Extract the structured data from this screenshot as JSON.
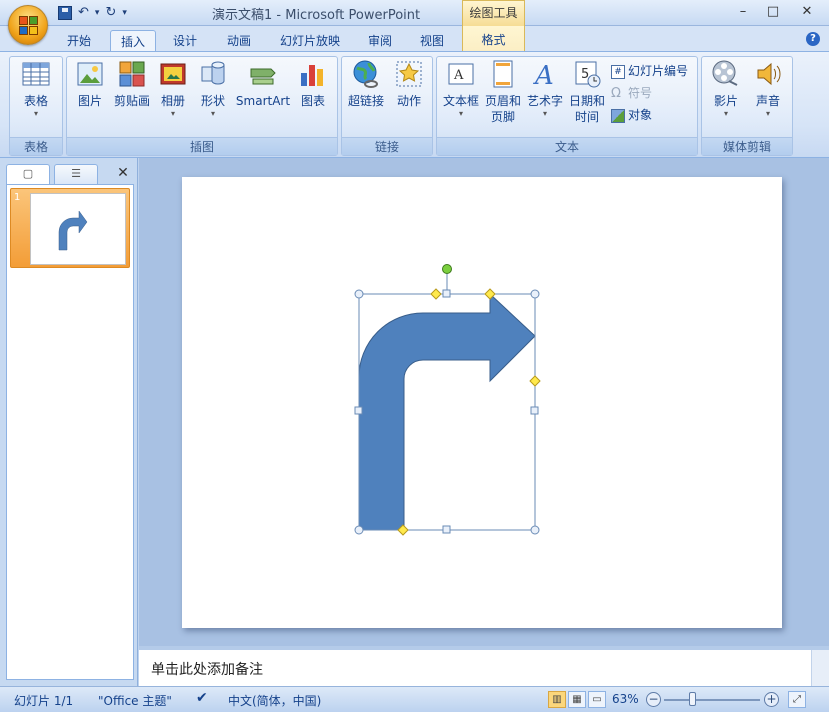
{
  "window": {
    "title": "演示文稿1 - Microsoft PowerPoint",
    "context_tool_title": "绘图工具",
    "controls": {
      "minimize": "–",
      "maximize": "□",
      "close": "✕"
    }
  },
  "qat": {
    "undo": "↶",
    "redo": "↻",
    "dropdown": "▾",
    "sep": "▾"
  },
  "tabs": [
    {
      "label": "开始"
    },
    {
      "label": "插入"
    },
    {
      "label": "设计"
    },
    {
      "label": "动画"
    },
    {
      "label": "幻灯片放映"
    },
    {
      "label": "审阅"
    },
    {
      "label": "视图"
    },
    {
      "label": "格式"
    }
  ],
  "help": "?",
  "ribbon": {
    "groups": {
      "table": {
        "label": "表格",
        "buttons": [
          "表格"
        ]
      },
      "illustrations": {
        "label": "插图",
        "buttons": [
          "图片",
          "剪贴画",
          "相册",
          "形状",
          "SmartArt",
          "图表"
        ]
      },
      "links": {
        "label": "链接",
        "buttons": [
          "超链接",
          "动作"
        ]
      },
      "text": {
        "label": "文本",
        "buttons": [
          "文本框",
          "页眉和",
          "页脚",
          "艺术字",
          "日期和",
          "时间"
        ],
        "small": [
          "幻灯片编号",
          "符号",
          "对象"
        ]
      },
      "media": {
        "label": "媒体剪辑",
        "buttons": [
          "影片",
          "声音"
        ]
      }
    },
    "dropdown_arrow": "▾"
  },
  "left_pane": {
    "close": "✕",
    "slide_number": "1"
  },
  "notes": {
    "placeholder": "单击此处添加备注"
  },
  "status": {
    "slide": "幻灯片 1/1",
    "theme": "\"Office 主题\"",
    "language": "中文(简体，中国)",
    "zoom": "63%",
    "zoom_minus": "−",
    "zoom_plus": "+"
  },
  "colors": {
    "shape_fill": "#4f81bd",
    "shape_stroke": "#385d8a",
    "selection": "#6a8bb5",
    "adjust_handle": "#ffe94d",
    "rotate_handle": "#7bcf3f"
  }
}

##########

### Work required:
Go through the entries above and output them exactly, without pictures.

### Response for this exercise:
Extract the structured data from this screenshot as JSON.
{
  "window": {
    "title": "演示文稿1 - Microsoft PowerPoint",
    "context_tool_title": "绘图工具",
    "controls": {
      "minimize": "–",
      "maximize": "□",
      "close": "✕"
    }
  },
  "qat": {
    "undo": "↶",
    "redo": "↻",
    "dropdown": "▾",
    "sep": "▾"
  },
  "tabs": [
    {
      "label": "开始"
    },
    {
      "label": "插入"
    },
    {
      "label": "设计"
    },
    {
      "label": "动画"
    },
    {
      "label": "幻灯片放映"
    },
    {
      "label": "审阅"
    },
    {
      "label": "视图"
    },
    {
      "label": "格式"
    }
  ],
  "help": "?",
  "ribbon": {
    "groups": {
      "table": {
        "label": "表格",
        "buttons": [
          "表格"
        ]
      },
      "illustrations": {
        "label": "插图",
        "buttons": [
          "图片",
          "剪贴画",
          "相册",
          "形状",
          "SmartArt",
          "图表"
        ]
      },
      "links": {
        "label": "链接",
        "buttons": [
          "超链接",
          "动作"
        ]
      },
      "text": {
        "label": "文本",
        "buttons": [
          "文本框",
          "页眉和",
          "页脚",
          "艺术字",
          "日期和",
          "时间"
        ],
        "small": [
          "幻灯片编号",
          "符号",
          "对象"
        ]
      },
      "media": {
        "label": "媒体剪辑",
        "buttons": [
          "影片",
          "声音"
        ]
      }
    },
    "dropdown_arrow": "▾"
  },
  "left_pane": {
    "close": "✕",
    "slide_number": "1"
  },
  "notes": {
    "placeholder": "单击此处添加备注"
  },
  "status": {
    "slide": "幻灯片 1/1",
    "theme": "\"Office 主题\"",
    "language": "中文(简体，中国)",
    "zoom": "63%",
    "zoom_minus": "−",
    "zoom_plus": "+"
  },
  "colors": {
    "shape_fill": "#4f81bd",
    "shape_stroke": "#385d8a",
    "selection": "#6a8bb5",
    "adjust_handle": "#ffe94d",
    "rotate_handle": "#7bcf3f"
  }
}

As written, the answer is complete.